Work instructions
Every line of the material below that holds the string "this" should be copied.
⁂
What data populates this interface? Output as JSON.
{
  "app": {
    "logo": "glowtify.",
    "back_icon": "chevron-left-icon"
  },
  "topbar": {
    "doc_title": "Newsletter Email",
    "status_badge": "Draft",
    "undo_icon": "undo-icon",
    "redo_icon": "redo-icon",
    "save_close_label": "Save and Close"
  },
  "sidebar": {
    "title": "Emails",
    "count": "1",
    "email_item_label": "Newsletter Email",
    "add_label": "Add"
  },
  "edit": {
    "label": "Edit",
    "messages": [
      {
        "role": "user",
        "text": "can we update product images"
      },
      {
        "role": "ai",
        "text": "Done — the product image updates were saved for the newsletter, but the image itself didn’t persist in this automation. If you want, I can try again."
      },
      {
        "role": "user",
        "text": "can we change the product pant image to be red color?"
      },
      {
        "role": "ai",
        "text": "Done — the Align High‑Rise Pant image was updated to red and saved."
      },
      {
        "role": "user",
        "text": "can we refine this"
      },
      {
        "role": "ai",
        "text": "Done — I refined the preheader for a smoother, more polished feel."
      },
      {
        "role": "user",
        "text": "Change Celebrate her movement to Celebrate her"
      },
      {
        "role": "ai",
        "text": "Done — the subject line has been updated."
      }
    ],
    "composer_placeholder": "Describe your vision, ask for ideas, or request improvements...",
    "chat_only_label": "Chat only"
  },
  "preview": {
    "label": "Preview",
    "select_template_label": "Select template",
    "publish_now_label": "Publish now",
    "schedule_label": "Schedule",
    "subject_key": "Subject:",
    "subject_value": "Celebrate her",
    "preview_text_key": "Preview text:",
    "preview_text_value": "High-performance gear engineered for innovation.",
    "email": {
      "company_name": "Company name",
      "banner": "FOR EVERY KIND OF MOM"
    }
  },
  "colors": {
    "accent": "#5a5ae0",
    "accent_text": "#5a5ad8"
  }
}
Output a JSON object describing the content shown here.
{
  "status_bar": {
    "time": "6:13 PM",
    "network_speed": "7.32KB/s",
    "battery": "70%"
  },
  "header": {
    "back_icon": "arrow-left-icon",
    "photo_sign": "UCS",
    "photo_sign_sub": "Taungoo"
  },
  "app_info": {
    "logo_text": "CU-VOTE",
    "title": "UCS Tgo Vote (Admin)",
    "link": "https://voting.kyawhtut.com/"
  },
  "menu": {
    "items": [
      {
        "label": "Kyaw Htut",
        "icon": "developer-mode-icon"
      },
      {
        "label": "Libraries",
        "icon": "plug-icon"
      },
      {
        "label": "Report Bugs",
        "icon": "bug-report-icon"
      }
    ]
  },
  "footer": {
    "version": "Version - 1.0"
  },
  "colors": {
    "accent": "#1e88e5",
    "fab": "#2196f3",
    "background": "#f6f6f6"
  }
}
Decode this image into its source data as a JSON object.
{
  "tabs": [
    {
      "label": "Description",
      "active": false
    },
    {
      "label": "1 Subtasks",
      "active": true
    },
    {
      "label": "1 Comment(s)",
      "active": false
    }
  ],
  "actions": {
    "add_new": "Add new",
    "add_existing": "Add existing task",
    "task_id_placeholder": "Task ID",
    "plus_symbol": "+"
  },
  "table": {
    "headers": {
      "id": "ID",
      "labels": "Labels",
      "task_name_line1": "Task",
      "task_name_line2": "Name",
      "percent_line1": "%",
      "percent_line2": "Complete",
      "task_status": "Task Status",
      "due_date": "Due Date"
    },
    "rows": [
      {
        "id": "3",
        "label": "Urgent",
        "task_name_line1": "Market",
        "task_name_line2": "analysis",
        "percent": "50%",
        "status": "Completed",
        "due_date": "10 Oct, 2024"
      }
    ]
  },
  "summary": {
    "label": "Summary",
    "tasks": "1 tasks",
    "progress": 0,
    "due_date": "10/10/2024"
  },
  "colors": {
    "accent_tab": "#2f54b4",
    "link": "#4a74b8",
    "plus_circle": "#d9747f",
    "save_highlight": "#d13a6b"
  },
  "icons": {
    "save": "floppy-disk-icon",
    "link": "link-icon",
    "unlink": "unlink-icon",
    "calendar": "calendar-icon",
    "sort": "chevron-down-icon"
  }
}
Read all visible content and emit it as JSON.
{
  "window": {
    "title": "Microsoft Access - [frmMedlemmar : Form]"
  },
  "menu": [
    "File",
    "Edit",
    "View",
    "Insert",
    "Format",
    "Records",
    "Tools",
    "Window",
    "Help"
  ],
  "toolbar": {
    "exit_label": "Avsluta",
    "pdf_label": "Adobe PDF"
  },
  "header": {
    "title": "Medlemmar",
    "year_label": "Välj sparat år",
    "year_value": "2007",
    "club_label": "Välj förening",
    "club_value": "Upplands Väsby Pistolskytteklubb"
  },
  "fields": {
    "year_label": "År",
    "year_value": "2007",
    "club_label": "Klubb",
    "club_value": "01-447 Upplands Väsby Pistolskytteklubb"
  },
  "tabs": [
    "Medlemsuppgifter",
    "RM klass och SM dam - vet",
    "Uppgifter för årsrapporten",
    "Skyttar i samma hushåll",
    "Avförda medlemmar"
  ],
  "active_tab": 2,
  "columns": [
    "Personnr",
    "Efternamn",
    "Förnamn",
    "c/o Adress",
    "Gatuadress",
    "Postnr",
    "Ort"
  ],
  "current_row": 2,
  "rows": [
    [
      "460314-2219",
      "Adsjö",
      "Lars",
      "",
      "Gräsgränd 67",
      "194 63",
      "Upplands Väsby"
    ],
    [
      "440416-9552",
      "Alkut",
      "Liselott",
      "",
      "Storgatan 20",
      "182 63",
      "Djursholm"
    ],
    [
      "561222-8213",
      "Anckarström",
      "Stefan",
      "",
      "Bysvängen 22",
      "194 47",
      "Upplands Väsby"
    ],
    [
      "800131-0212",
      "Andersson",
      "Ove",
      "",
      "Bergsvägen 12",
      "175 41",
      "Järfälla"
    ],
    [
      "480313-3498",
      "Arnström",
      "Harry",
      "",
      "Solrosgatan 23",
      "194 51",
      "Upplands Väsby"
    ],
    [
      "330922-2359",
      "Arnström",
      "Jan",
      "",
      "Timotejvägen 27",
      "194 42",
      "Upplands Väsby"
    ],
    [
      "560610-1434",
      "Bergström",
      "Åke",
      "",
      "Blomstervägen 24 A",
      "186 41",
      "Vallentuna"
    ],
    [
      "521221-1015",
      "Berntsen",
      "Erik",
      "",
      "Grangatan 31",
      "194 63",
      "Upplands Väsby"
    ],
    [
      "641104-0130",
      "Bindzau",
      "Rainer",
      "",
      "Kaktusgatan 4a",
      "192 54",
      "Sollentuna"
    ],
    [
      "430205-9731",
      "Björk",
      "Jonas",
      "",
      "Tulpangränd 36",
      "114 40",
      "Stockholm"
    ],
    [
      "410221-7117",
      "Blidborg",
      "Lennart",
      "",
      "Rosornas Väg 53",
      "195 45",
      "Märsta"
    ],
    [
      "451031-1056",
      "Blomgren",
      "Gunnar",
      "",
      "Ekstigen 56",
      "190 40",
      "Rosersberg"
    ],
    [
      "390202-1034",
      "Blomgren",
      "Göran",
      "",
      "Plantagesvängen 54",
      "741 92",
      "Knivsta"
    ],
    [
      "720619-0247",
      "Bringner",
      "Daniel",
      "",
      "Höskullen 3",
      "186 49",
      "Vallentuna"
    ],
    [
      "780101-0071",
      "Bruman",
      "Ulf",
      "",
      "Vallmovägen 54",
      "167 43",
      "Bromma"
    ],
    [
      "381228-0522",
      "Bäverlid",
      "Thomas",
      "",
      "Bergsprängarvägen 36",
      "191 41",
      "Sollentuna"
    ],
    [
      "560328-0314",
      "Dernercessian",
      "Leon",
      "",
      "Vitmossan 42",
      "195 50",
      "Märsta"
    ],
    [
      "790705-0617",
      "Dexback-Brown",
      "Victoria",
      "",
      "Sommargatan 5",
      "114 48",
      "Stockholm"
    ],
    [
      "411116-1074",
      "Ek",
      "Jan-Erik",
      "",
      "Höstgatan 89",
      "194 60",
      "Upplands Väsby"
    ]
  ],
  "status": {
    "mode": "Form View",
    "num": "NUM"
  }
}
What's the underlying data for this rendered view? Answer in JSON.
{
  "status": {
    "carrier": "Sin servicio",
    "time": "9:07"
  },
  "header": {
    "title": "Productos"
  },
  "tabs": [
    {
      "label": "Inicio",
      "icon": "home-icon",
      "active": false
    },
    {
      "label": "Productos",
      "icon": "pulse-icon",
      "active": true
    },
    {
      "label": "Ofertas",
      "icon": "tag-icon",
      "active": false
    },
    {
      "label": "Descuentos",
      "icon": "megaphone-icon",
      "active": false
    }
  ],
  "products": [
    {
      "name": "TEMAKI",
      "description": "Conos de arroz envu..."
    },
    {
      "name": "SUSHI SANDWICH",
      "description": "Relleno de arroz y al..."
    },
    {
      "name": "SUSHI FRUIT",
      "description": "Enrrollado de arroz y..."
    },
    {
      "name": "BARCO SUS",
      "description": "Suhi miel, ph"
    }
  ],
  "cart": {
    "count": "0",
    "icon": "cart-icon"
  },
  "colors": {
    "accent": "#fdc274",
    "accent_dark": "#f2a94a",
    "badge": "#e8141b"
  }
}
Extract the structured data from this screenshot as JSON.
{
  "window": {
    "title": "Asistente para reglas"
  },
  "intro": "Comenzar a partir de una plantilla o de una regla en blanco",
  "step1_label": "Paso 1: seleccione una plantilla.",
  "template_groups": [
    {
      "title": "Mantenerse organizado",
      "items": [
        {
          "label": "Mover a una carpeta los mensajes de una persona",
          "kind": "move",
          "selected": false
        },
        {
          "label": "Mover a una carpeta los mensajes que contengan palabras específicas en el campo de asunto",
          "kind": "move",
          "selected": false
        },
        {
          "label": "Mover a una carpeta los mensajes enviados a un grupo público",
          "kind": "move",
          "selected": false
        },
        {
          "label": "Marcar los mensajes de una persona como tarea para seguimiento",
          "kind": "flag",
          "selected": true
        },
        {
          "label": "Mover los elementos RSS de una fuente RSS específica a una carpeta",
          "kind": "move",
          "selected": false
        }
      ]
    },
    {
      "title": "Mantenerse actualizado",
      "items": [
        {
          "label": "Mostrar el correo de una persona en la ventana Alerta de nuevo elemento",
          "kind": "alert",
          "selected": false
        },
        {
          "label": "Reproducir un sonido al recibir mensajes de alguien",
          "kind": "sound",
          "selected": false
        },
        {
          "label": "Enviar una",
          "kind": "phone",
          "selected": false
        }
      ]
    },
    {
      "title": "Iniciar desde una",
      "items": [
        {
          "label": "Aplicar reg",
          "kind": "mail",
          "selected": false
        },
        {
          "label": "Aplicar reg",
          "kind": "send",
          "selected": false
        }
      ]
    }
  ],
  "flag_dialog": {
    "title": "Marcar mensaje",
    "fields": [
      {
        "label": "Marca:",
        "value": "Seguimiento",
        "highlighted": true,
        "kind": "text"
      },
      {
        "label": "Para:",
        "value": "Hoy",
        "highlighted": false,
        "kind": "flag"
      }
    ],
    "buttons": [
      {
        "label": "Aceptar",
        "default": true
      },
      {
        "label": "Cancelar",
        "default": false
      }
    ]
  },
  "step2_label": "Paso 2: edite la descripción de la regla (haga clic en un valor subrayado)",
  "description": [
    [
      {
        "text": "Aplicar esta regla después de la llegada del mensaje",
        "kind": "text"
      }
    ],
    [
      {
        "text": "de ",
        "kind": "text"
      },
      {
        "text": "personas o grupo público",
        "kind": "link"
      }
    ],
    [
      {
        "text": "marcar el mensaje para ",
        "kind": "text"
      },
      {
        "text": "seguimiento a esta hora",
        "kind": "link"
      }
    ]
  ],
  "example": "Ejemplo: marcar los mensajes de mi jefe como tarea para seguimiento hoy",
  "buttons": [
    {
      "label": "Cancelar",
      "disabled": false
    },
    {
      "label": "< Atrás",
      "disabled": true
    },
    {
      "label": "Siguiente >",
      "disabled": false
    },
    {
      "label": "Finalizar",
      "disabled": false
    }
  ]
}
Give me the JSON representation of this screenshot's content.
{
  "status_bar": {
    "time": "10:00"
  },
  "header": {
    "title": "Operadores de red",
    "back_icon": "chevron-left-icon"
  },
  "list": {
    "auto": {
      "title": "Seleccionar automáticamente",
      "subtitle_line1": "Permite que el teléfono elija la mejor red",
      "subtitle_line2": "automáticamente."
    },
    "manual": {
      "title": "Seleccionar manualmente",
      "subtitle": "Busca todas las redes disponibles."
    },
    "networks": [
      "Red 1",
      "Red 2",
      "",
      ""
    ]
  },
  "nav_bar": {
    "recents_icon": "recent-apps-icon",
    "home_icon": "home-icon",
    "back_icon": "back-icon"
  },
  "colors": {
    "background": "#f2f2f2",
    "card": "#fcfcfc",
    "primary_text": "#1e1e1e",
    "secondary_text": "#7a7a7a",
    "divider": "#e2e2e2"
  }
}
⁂
Your response
What data populates this interface? Output as JSON.
        "text": "Done — the product image updates were saved for the newsletter, but the image itself didn’t persist in this automation. If you want, I can try again."
        "text": "can we refine this"
Decode this image into its source data as a JSON object.
What's the underlying data for this rendered view? Answer in JSON.
Extract the structured data from this screenshot as JSON.
Give me the JSON representation of this screenshot's content.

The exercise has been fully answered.